In the current group of patients, imaging patterns revealed airway inflammation, rapidly progressive pulmonary edema, coronary artery aneurysms and extensive abdominal inflammatory changes within the right “iliac fossa.” Each child also came back with abnormal white blood cell counts.
Among the 35 who underwent a chest x-ray, 19 came back abnormal, most commonly showing bronchial wall thickening. On chest CT, most showed basal consolidation, or part of the lung filling with fluid. Collapsed lung with pleural effusions or buildup of fluid in the outer membranes of the lungs was also prevalent.
Abdominal ultrasound findings included inflammatory changes within the right iliac fossa, with mesenteric fat stranding, lymphadenopathy, and bowel wall thickening, as well as free fluid in the pelvis, the authors wrote.
Further testing performed across a larger number of patients from multiple institutions is required, Hameed noted.

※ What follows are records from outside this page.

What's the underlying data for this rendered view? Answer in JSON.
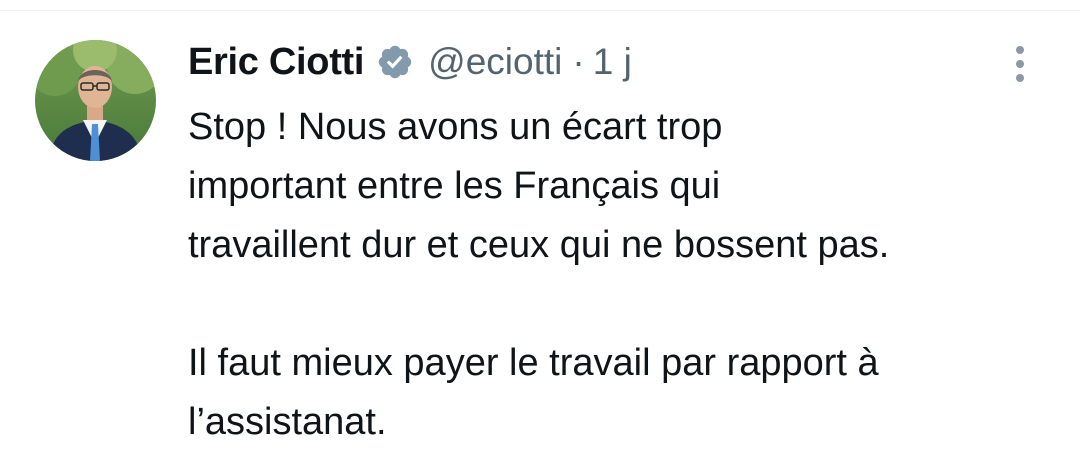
{
  "tweet": {
    "author": {
      "display_name": "Eric Ciotti",
      "handle": "@eciotti",
      "avatar": "avatar-photo",
      "verified_icon": "verified-badge-icon"
    },
    "separator": "·",
    "timestamp": "1 j",
    "more_icon": "more-options-icon",
    "text": {
      "para1": [
        "Stop ! Nous avons un écart trop",
        "important entre les Français qui",
        "travaillent dur et ceux qui ne bossent pas."
      ],
      "para2": [
        "Il faut mieux payer le travail par rapport à",
        "l’assistanat."
      ]
    }
  },
  "colors": {
    "text_primary": "#0f1419",
    "text_secondary": "#536471",
    "verified_badge": "#829aab",
    "divider": "#eff3f4"
  }
}
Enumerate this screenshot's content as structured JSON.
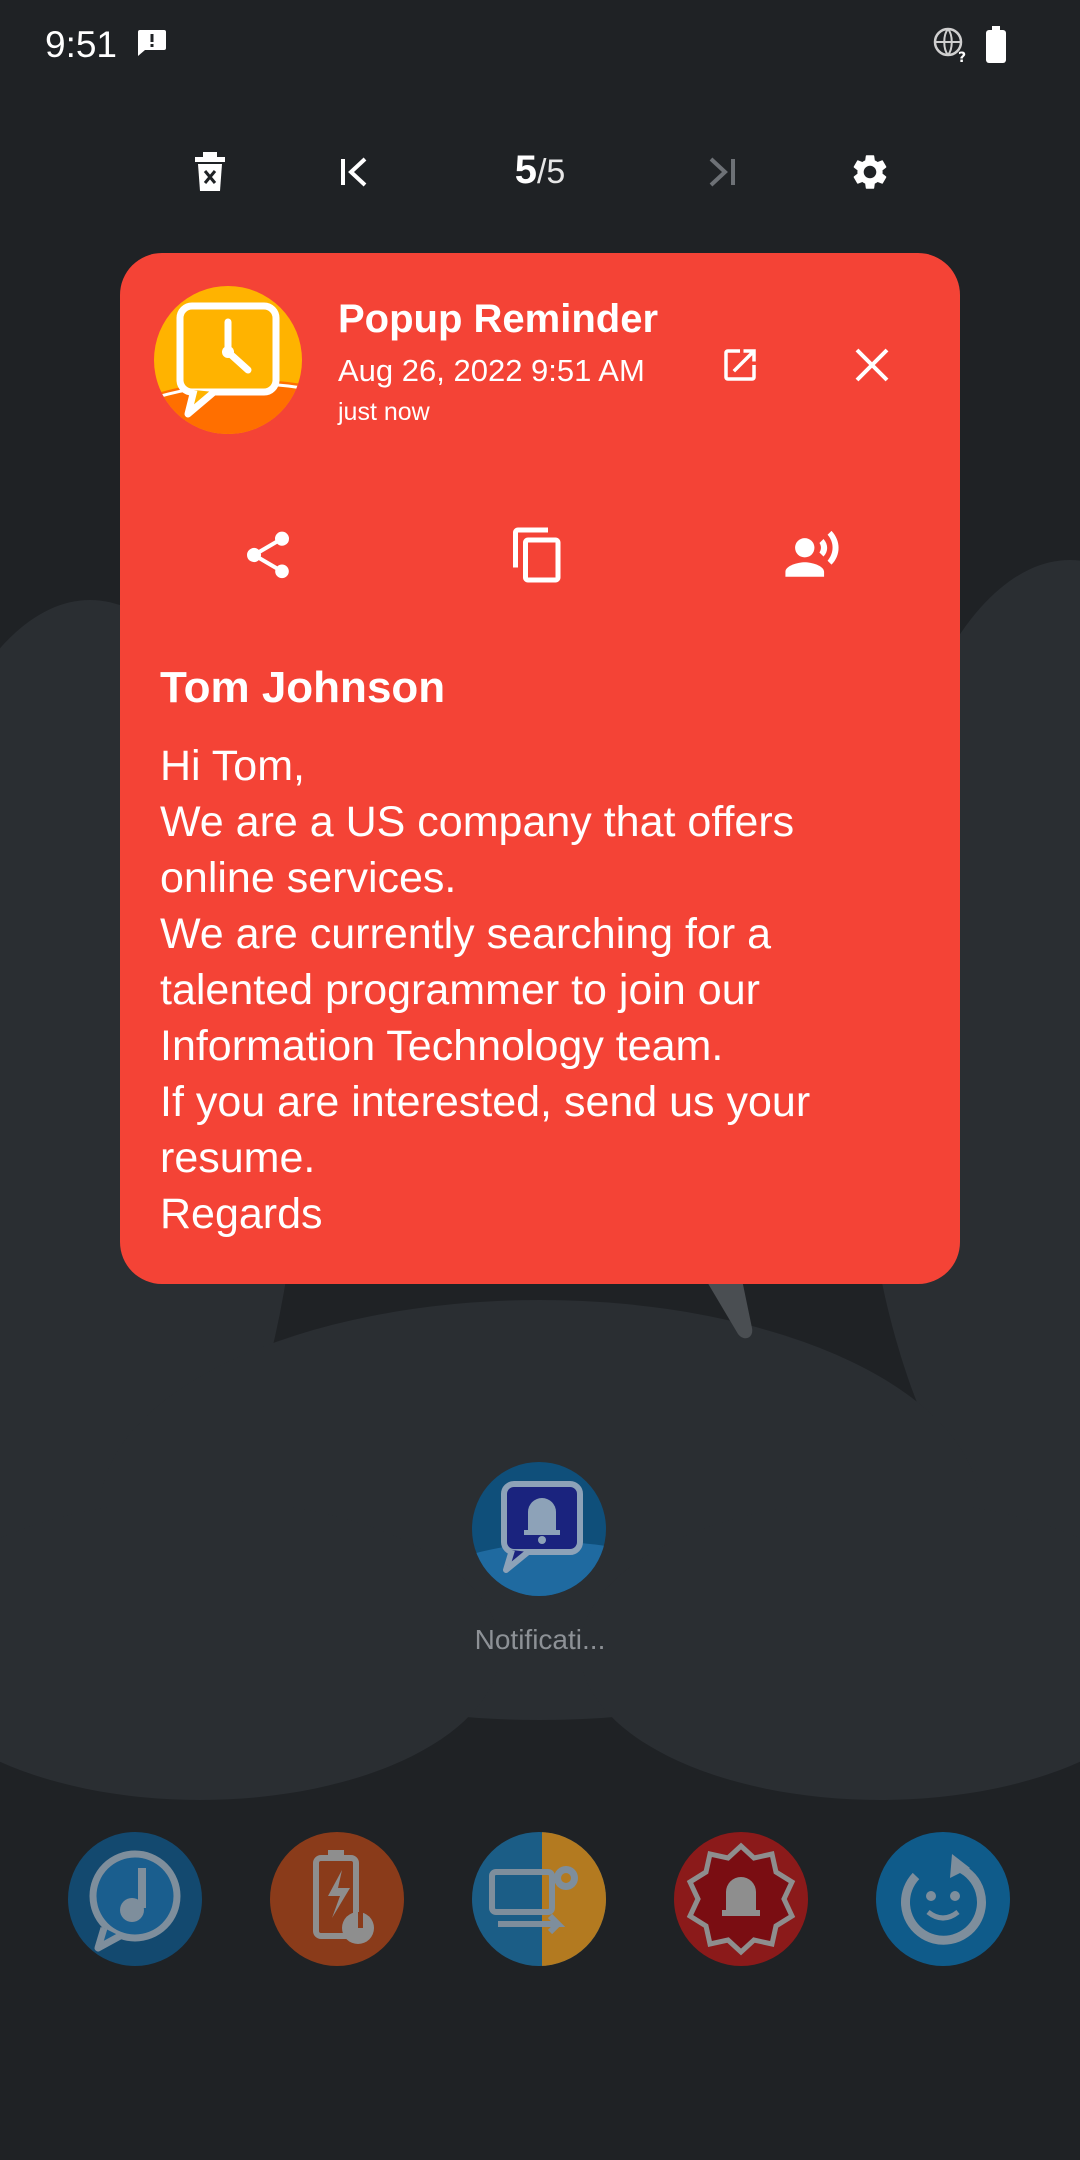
{
  "status_bar": {
    "time": "9:51",
    "icons": [
      "message-alert-icon",
      "globe-unknown-icon",
      "battery-icon"
    ]
  },
  "toolbar": {
    "delete_icon": "delete-icon",
    "first_icon": "skip-first-icon",
    "current_page": "5",
    "total_pages": "/5",
    "last_icon": "skip-last-icon",
    "settings_icon": "settings-icon"
  },
  "popup": {
    "background_color": "#f44336",
    "app_name": "Popup Reminder",
    "date": "Aug 26, 2022 9:51 AM",
    "relative_time": "just now",
    "sender": "Tom Johnson",
    "message": "Hi Tom,\nWe are a US company that offers online services.\nWe are currently searching for a talented programmer to join our Information Technology team.\nIf you are interested, send us your resume.\nRegards",
    "actions": [
      "share-icon",
      "copy-icon",
      "speak-icon"
    ]
  },
  "home": {
    "app_label": "Notificati...",
    "dock": [
      "music-reminder-icon",
      "battery-sound-icon",
      "settings-transfer-icon",
      "alarm-badge-icon",
      "refresh-face-icon"
    ]
  }
}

“As pediatric radiologists, we were interested in the emerging pattern of imaging findings that we observed in these children,” Hameed added. “Our intention is to bring these findings to the attention of the wider radiological community.”